The American Forest Resource Council (AFRC) reported that the U.S. Fish and Wildlife Service (FWS) has determined the North Oregon Coast Distinct Population Segment (DPS) of the red tree vole, a mouse-sized rodent that lives in conifer forests, does not warrant listing as threatened under the Endangered Species Act (ESA).
In 2007, FWS received a petition from the Center for Biological Diversity, Oregon Chapter of the Sierra Club, Audubon Society of Portland, Cascadia Wildlands Project, and Oregon Wild to list the North Oregon Coast DPS of the red tree vole as endangered or threatened. In 2011, FWS issued a 12-month finding that suggested listing was warranted, primarily due to habitat loss. However, listing was later precluded, and the North Oregon Coast DPS was added to the candidate species list. From 2012 to 2016, FWS addressed the status of the North Oregon Coast DPS annually in its candidate notice of review, with the determination that listing was “warranted but precluded.”
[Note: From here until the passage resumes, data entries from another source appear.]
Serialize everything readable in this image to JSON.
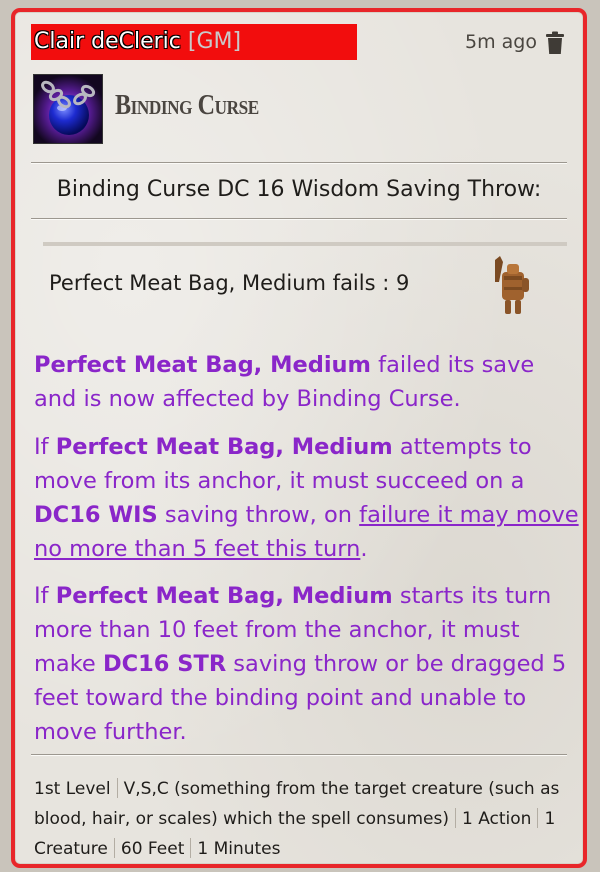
{
  "header": {
    "speaker": "Clair deCleric",
    "role_tag": "[GM]",
    "timestamp": "5m ago",
    "delete_icon": "trash-icon"
  },
  "spell": {
    "name": "Binding Curse",
    "icon": "chained-orb-icon"
  },
  "save": {
    "title": "Binding Curse DC 16 Wisdom Saving Throw:",
    "result_target": "Perfect Meat Bag, Medium",
    "result_outcome": "fails",
    "result_value": "9",
    "token_icon": "wooden-dummy-token-icon"
  },
  "effect": {
    "p1": {
      "target": "Perfect Meat Bag, Medium",
      "text": " failed its save and is now affected by Binding Curse."
    },
    "p2": {
      "lead": "If ",
      "target": "Perfect Meat Bag, Medium",
      "mid1": " attempts to move from its anchor, it must succeed on a ",
      "dc": "DC16 WIS",
      "mid2": " saving throw, on ",
      "underlined": "failure it may move no more than 5 feet this turn",
      "end": "."
    },
    "p3": {
      "lead": "If ",
      "target": "Perfect Meat Bag, Medium",
      "mid1": " starts its turn more than 10 feet from the anchor, it must make ",
      "dc": "DC16 STR",
      "mid2": " saving throw or be dragged 5 feet toward the binding point and unable to move further."
    }
  },
  "footer": {
    "level": "1st Level",
    "components": "V,S,C (something from the target creature (such as blood, hair, or scales) which the spell consumes)",
    "casting_time": "1 Action",
    "targets": "1 Creature",
    "range": "60 Feet",
    "duration": "1 Minutes"
  },
  "colors": {
    "border": "#e8262a",
    "speaker_bg": "#f20d0d",
    "effect_text": "#8a26c9"
  }
}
After assessing the best scientific and commercial data regarding the threats to the red tree vole, FWS found that despite some impacts from these stressors and some observed decline in abundance, the red tree vole in this area has maintained resilient populations over time, primarily in two large habitat clusters under federal management. Those two large habitat clusters will continue to maintain resiliency and provide redundancy across a large portion of the DPS for the red tree vole. FWS concluded that the stressors to the red tree vole do not, alone or in combination, rise to a level that causes the North Oregon Coast DPS to meet the definition of an endangered or threatened species. In addition, FWS also rejected petitions to extend ESA protections to four other species: the Ozark chub (fish), purple-disk honeycomb-head (plant), sand verbena moth (insect), and the skiff milkvetch (wildflower).
The American Tree Farm System awarded the New family of Bellingham, Washington, the National Outstanding Tree Farmers of the Year honor from among more than 70,000 certified tree farmers nationwide, thanks to their efforts of restoring a portion of a critical watershed to help a threatened species in their state.
The New family, David and Dar New, along with their daughter’s family, Jennifer and Jeff Parker and their sons, are owners of the Nourse Family Tree Farm in Bellingham, Washington. The 165-acre property has been in Dar’s family for three generations.
The New family began their stewardship journey with no formal forestry background nor extensive financial resources, yet they wanted to care for the land sustainably. Diving in head first, they hired a forester to help them write a forest management plan, took landowner education classes, and spent nearly all their weekends at their property. Their hard work paid off. In 2015, the News were certified by the Washington State Tree Farm Program.
One fall, the News noticed that a run of Coho salmon had become stranded in a field. During the 1950s, one of the tributaries on the property had been ditched to create pastureland. Over time, the lower section silted in, causing the flow to disappear into the grass. Heavy rain had caused the run of salmon to end up in the field.
The New family decided to restore the stream, knowing they would need to overcome costs, time, and lack of expertise to complete the work. With assistance from others, a channel was constructed in August 2016, followed by the planting of 3,000 trees along the 30 acres of stream bank to help prevent erosion and filter and clean the water.
The Pacific Forest Foundation has just launched its weekly podcast, Talking Timber. Diane Mettler, Executive Director of the Pacific Logging Congress will take listeners behind the scenes each week to learn more about the Northwest timber industry. Episodes will focus on interviews industry professionals, everyone from foresters to firefighters and from machine operators to log buyers.
“We are excited to be reaching out to a broad audience through Talking Timber,” says Mettler. “Listeners will get a chance to discover what goes into the timber we use each day. And we hope the younger audience will see there are many paths into the industry.”
The podcast is available on iTunes, Spotify, Stitcher, and other popular podcast apps. For more information, visit pacificforestfoundation.org or stop by the Pacific Logging Congress booth at the Oregon Logging Congress (OLC).
ON THE COVER
Photo taken by Mary Bullwinkel of a Tigercat LX830C at a Morris Logging operation in California.
The complete showguide to the Oregon Logging Conference
New technology aids fire-fighting efforts in Australia.
Forty Years in the Forest
Steve and Jake Morris are responsible for 40 years of successful business operations at northern California-based operation.
Katerra opens CLT mill in Spokane Valley, WA.
Sierra Nevada Stars
California men shire at the annual Lumberjack competition.
Can’t See the Forest for the Dead Trees?